**** INFORMATION GIVEN ****

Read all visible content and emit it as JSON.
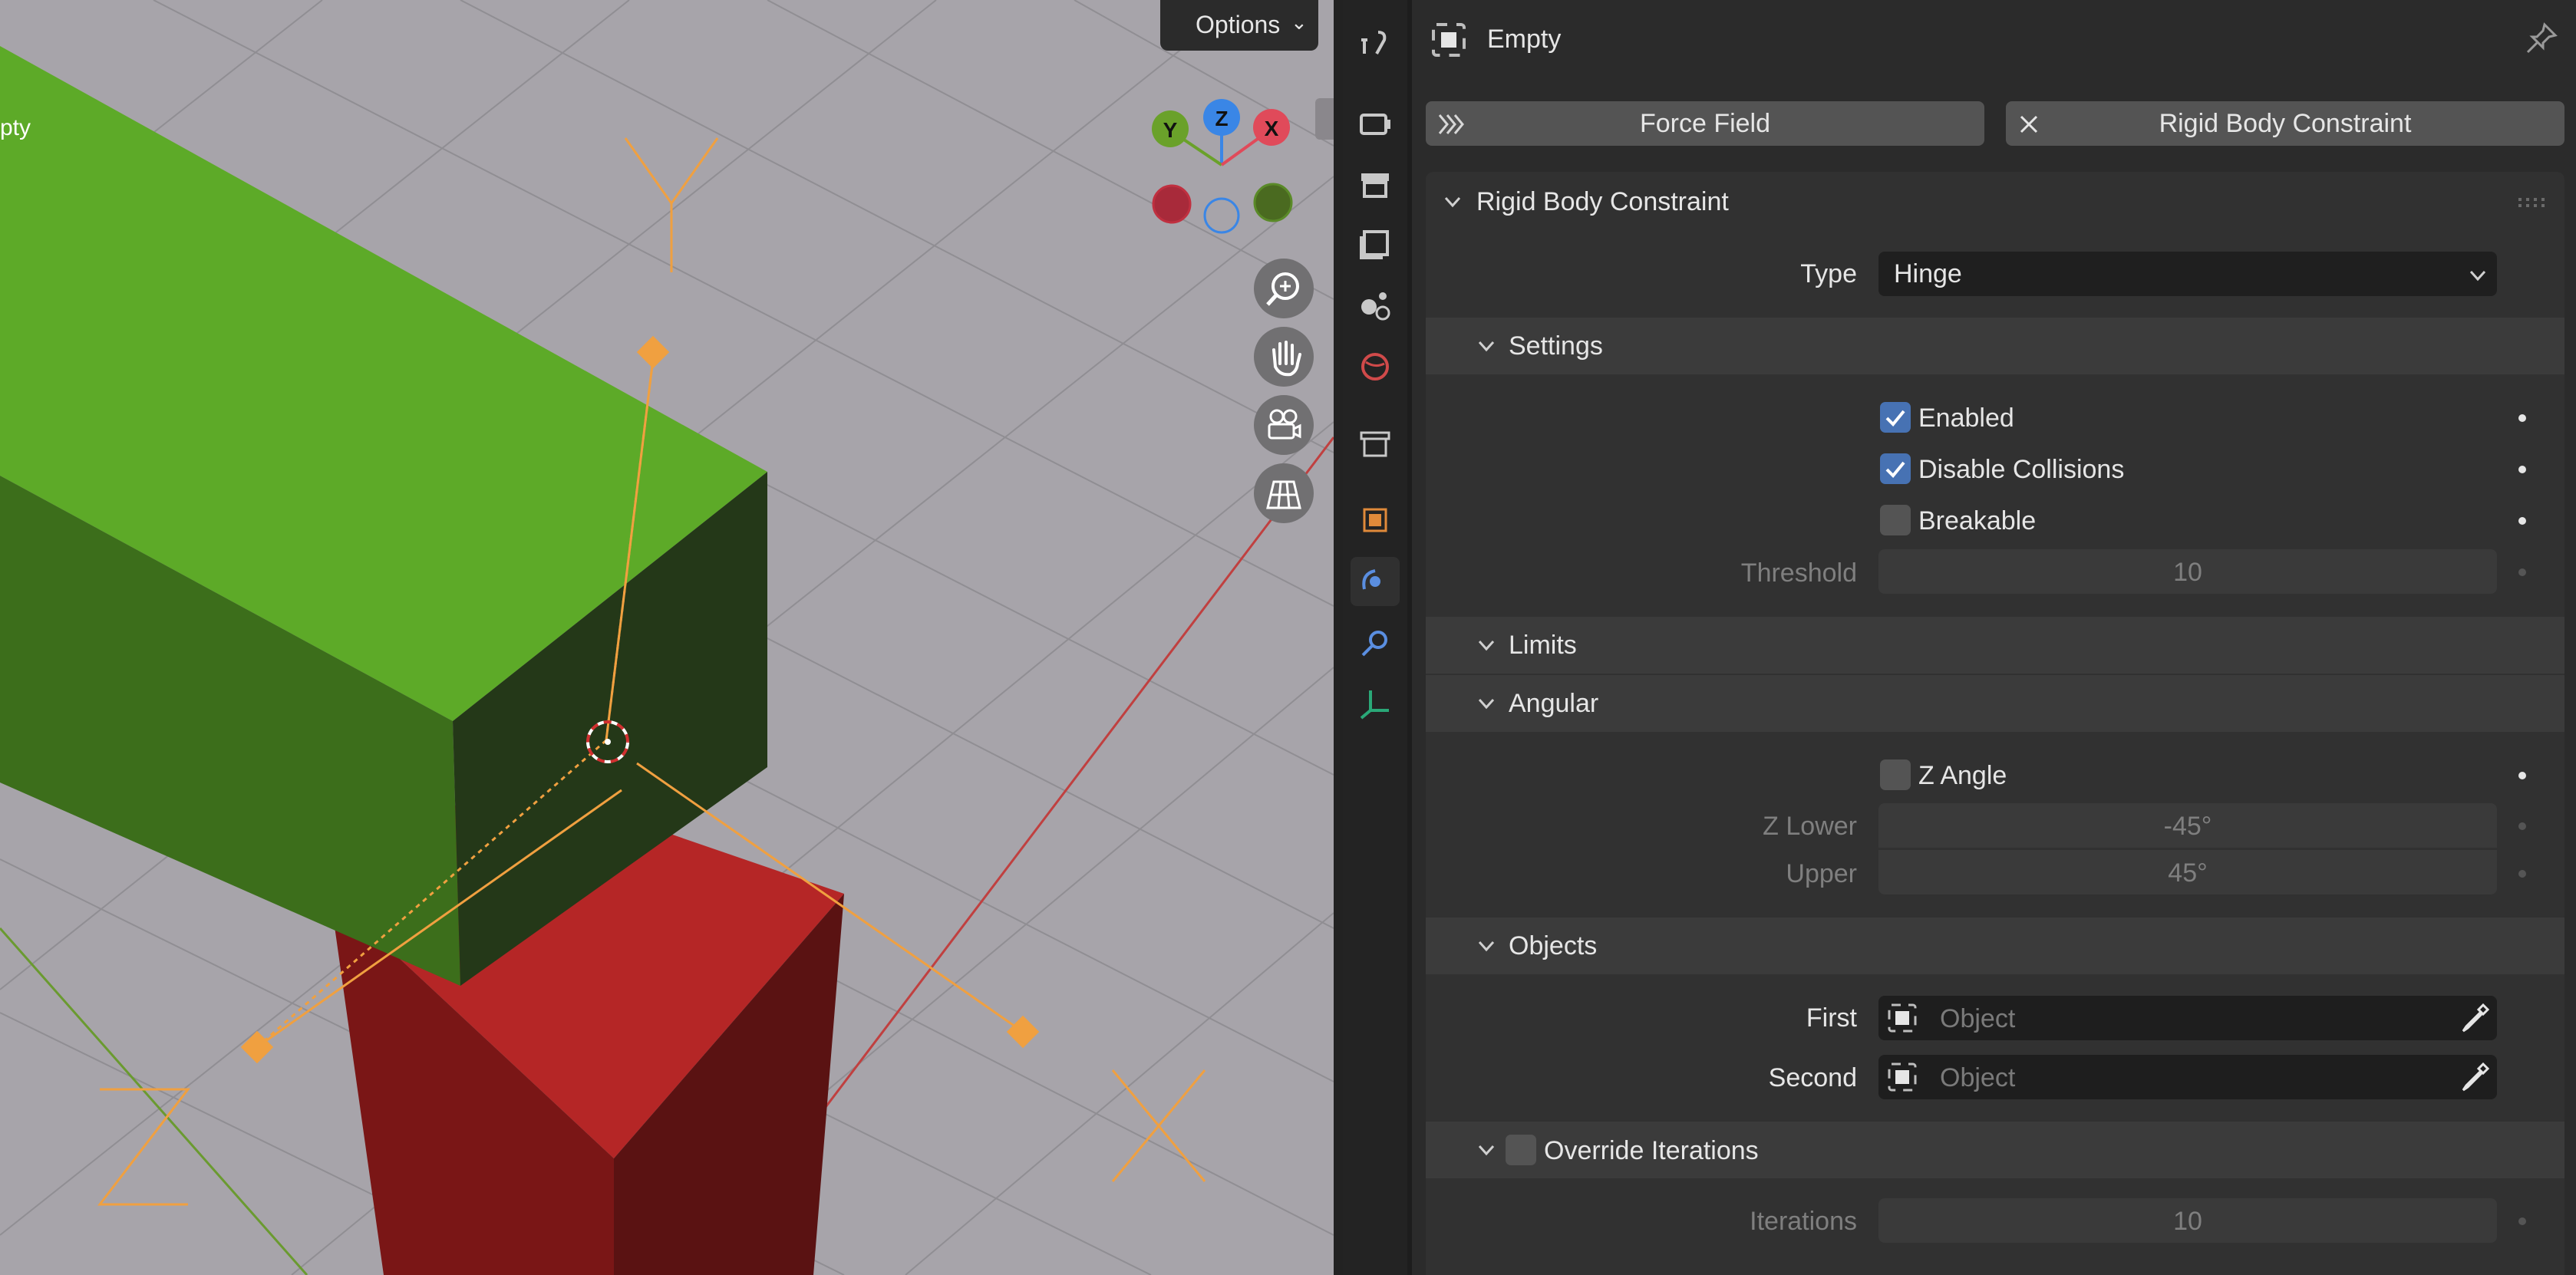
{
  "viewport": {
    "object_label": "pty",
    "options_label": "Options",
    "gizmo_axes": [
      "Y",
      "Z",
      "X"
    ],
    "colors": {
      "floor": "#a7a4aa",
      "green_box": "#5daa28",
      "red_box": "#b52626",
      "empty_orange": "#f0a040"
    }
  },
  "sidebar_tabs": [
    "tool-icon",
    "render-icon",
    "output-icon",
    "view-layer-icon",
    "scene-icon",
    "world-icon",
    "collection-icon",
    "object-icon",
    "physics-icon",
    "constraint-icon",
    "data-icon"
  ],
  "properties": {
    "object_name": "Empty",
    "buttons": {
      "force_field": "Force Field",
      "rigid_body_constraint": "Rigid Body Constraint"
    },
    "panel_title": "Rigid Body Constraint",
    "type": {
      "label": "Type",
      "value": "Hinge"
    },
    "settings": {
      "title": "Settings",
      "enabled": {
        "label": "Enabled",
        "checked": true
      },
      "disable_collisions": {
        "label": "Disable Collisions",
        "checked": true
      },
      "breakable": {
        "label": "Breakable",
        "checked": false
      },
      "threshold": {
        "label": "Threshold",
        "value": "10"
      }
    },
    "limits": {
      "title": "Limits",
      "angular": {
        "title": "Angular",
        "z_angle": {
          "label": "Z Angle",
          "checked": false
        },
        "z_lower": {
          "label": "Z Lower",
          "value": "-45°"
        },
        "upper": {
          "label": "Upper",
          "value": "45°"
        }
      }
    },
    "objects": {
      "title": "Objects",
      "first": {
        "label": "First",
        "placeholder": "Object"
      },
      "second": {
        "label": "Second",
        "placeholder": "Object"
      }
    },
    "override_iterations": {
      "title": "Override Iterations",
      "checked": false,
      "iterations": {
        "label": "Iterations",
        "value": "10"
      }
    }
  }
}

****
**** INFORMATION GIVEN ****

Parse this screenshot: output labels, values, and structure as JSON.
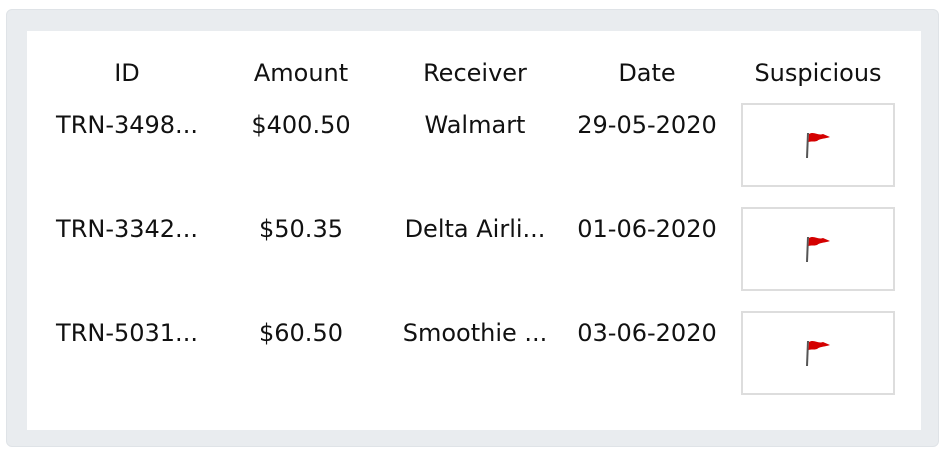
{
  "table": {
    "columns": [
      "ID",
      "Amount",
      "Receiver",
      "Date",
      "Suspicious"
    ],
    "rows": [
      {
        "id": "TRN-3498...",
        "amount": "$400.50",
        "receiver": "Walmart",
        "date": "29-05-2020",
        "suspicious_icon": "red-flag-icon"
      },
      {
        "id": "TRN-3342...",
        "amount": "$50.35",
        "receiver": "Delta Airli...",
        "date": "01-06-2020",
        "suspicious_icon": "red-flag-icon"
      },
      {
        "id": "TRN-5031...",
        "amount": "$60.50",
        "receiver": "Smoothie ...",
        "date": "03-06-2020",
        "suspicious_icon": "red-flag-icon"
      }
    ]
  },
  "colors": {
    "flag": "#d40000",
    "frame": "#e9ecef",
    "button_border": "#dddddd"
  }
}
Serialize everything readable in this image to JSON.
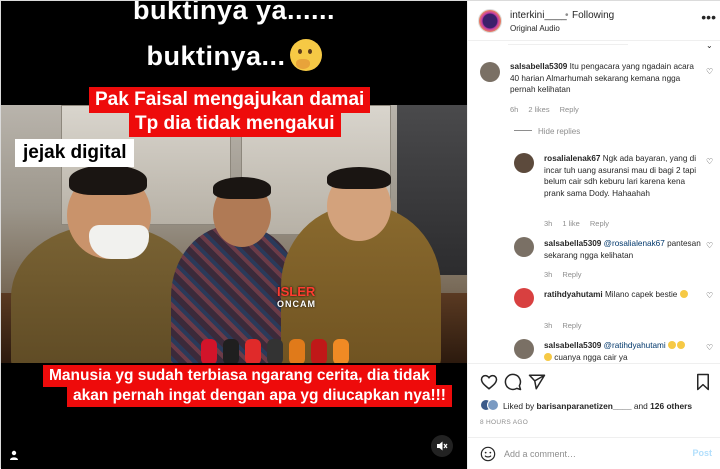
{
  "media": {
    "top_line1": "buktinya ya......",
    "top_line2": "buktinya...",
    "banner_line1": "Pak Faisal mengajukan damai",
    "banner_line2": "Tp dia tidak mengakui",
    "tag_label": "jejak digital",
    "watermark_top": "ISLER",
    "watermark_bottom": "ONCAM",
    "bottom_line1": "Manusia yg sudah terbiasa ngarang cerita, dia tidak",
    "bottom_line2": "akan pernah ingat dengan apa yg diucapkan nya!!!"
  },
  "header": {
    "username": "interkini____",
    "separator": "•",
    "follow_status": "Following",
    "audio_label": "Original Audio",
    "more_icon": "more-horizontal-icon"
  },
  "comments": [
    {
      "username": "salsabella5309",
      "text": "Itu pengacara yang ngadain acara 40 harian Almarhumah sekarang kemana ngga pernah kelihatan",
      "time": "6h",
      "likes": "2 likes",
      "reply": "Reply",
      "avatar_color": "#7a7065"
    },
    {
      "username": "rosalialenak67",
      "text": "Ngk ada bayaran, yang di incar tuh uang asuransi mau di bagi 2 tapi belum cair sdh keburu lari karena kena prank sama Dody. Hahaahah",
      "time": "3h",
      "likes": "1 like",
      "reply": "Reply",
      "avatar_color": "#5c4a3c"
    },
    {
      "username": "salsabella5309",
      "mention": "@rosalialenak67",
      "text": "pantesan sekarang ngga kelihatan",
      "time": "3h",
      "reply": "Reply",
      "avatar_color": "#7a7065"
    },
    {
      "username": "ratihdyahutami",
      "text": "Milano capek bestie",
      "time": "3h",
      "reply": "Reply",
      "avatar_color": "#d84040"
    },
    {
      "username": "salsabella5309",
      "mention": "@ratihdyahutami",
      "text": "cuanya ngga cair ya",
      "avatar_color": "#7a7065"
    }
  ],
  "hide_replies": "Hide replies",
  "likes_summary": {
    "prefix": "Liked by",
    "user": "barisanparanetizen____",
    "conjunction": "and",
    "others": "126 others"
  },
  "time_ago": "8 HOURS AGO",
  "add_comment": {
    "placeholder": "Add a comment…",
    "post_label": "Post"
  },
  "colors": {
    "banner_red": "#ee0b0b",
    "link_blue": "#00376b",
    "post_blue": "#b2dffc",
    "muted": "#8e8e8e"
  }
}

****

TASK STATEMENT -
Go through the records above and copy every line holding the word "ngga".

REPLY -
      "text": "Itu pengacara yang ngadain acara 40 harian Almarhumah sekarang kemana ngga pernah kelihatan",
      "text": "pantesan sekarang ngga kelihatan",
      "text": "cuanya ngga cair ya",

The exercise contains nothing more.